The years of separation whirl by.
When our worlds become one again, I am shocked to find him seasoned with age, fragile with disillusion and quietude. He says he is like ‘a poor man’s flickering lamp in a storm’. I understand why they say child is father of the man, because though he has always called me Ma, I now start calling him ‘my bacchha’. Especially when he weeps, child-like, at a Sai bhajan on the Aastha channel. His belief in Sai Baba has never wavered despite the vicissitudes of life. We plan a grand retrospective of his songs for 7th July, when he will step into his milestone 90th year. He recollects long-forgotten songs and sings Allah bhi hai mallah bhi hai with indescribable sweetness. Even now his eyes sparkle when he sings a snatch of the song. I tell him that there are thousands of mentions of him on the Internet, and he is surprised that people still remember him, because, he says, he has done nothing great, just his job. This is his quintessential humility that never makes him speak of his compositions as super-hits. The perfume of his essence will always bloom in his soulful compositions that half a century later continue to fill our senses with so much beauty.
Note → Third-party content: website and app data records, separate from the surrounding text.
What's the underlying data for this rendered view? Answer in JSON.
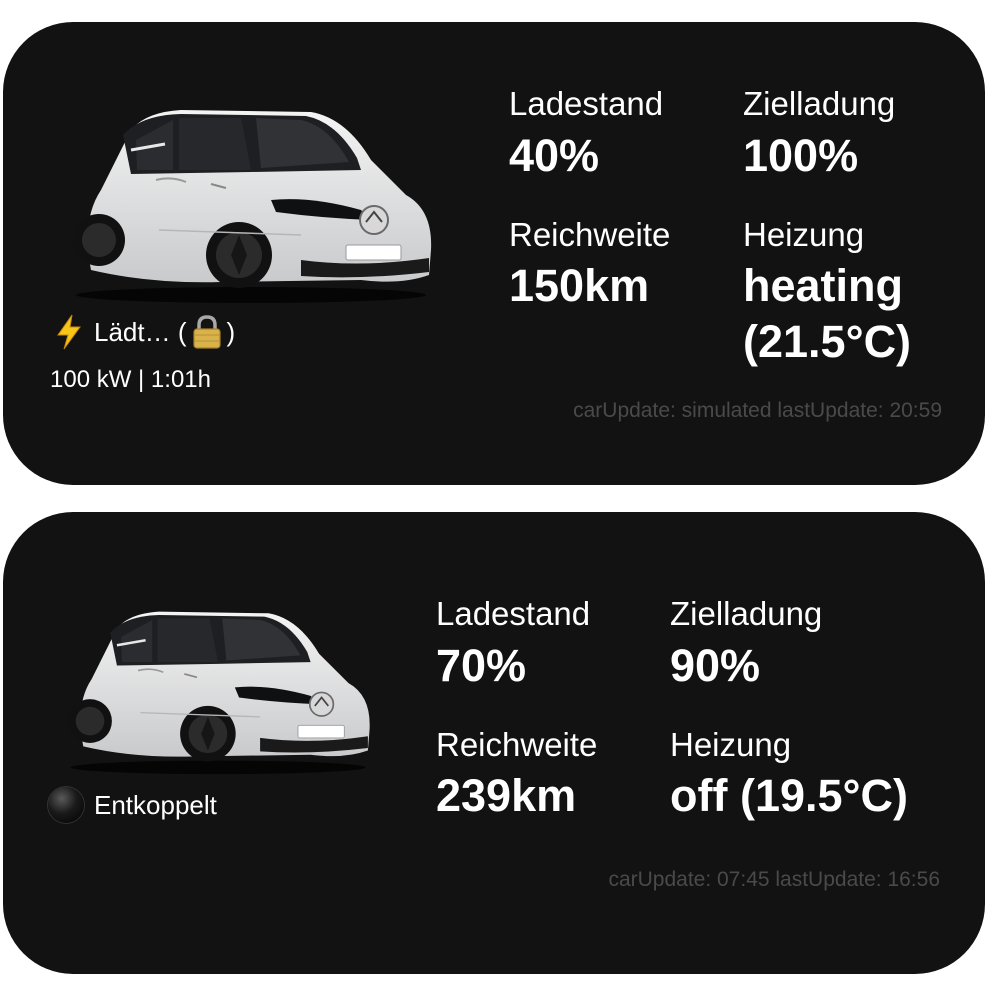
{
  "widgets": [
    {
      "status_text": "Lädt… (",
      "status_close": ")",
      "status_icon": "lightning-bolt-icon",
      "lock_icon": "lock-icon",
      "subline": "100 kW | 1:01h",
      "metrics": {
        "ladestand_label": "Ladestand",
        "ladestand_value": "40%",
        "zielladung_label": "Zielladung",
        "zielladung_value": "100%",
        "reichweite_label": "Reichweite",
        "reichweite_value": "150km",
        "heizung_label": "Heizung",
        "heizung_value_line1": "heating",
        "heizung_value_line2": "(21.5°C)"
      },
      "footer": "carUpdate: simulated lastUpdate: 20:59"
    },
    {
      "status_text": "Entkoppelt",
      "status_icon": "black-circle-icon",
      "metrics": {
        "ladestand_label": "Ladestand",
        "ladestand_value": "70%",
        "zielladung_label": "Zielladung",
        "zielladung_value": "90%",
        "reichweite_label": "Reichweite",
        "reichweite_value": "239km",
        "heizung_label": "Heizung",
        "heizung_value": "off (19.5°C)"
      },
      "footer": "carUpdate: 07:45 lastUpdate: 16:56"
    }
  ],
  "colors": {
    "widget_bg": "#121212",
    "text": "#ffffff",
    "footer_text": "#4a4a4a",
    "bolt": "#f5c518",
    "lock": "#d9b24a"
  }
}
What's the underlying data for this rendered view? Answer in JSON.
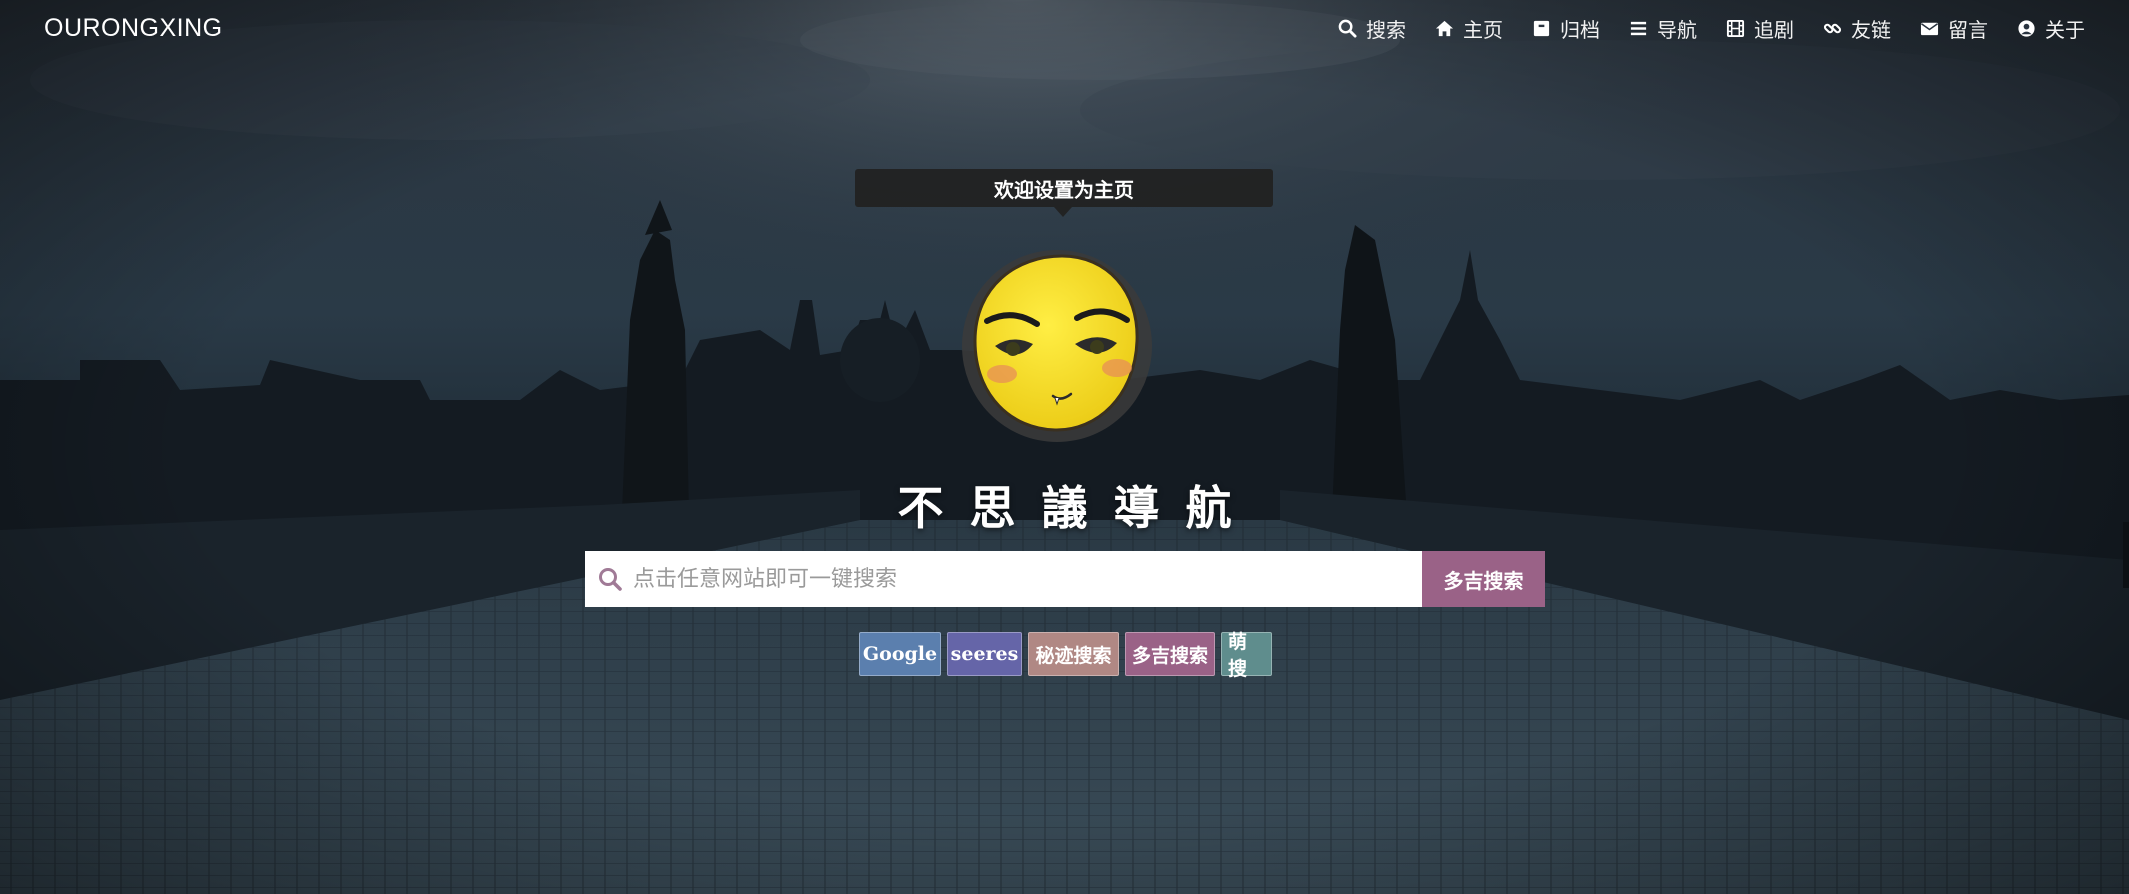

Baba, you have taught me so much without rhetoric and didacticism. The only lectures I got were on Rabindranath Tagore and the values of life. You have taught me honesty and realism, to look at life without pretence and to accept the ebbs and tides, to move on without looking back with regret. The same way that you moved on when trends changed in the industry from the pure and the principled and some paanwallah distributor or some hero with a puff dictated to you how you should do your job. You turned your back upon the world that did not appreciate you and went on to more meaningful things and made me aware of the pointlessness of looking back at footprints on the sand.
After promising me on the 29th that we would meet on 31st May (2003) and record traditional folk songs from Barisal that you wished to pass on to people, you turned on your side and went into eternal sleep. Just like that.
Rooth ke tum jo chal diye, ab main dua ko kya karun
Jisne hamen juda kiya, aise khuda ko kya karoon.